Maurice Lévy, chairman and chief executive of the French advertising firm Publicis, on Tuesday became the latest European business leader to ask for higher taxes on top earners, writing in The Financial Times that it was “only fair that the most privileged members of our society should take up a heavier share of this national burden.”
“I am not a masochist; I do not love taxes,” wrote Mr. Lévy, who is also president of a French association of private enterprises. “But right now this is important and just.”
The moves come after a similar proposition by Mr. Buffett, the billionaire investor and founder of Berkshire Hathaway. Mr. Buffett wrote in an Op-Ed article in The New York Times on Aug. 14 that the United States should stop “coddling” the rich and raise the top income tax rate in an effort to reduce the deficit.

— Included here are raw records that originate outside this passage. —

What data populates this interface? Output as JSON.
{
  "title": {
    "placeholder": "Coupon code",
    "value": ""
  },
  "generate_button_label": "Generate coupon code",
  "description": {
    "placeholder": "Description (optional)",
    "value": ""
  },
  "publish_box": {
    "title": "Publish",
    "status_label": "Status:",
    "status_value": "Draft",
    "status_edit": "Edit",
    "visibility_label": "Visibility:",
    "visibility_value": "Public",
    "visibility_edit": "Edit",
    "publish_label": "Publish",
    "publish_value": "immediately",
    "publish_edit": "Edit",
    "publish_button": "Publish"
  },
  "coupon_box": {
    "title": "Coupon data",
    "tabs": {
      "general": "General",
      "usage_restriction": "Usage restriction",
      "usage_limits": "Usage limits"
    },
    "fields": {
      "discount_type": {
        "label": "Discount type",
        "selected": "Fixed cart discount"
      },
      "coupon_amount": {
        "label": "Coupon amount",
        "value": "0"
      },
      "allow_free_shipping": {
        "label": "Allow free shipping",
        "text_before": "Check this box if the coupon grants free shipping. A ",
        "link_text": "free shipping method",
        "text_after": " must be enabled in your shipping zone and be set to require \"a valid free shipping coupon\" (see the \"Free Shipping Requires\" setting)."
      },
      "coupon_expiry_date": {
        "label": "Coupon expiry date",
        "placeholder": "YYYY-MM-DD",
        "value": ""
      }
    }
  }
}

Mr. Buffett’s comments started a debate among some of Europe’s elite as to whether austerity measures in some countries were too punishing for the poor while sparing the rich.
The multimillionaire chairman of Ferrari, Luca di Montezemolo, backed Mr. Buffett’s idea in an interview with the Rome daily La Repubblica. “I am rich and I am ready to pay more taxes, for reasons of fairness and solidarity,” Mr. Montezemolo told the newspaper.
This month, 16 of France’s wealthiest people, including the chief executive of the energy giant Total and the L’Oréal heiress Liliane Bettencourt, signed a petition published in the magazine Le Nouvel Observateur urging the French government to tax them more. Other signatories were the chief executives of Société Générale, Airbus and PSA Peugeot-Citroën.
A group of about 50 wealthy individuals in Germany, who have been campaigning for a higher top tax rate since 2009, said last week that it welcomed the French petition. “Austerity programs, which affect mainly the poor, are ill-suited to solve the crisis,” said the group, whose name in German means the Initiative of the Wealthy for a Wealth Tax.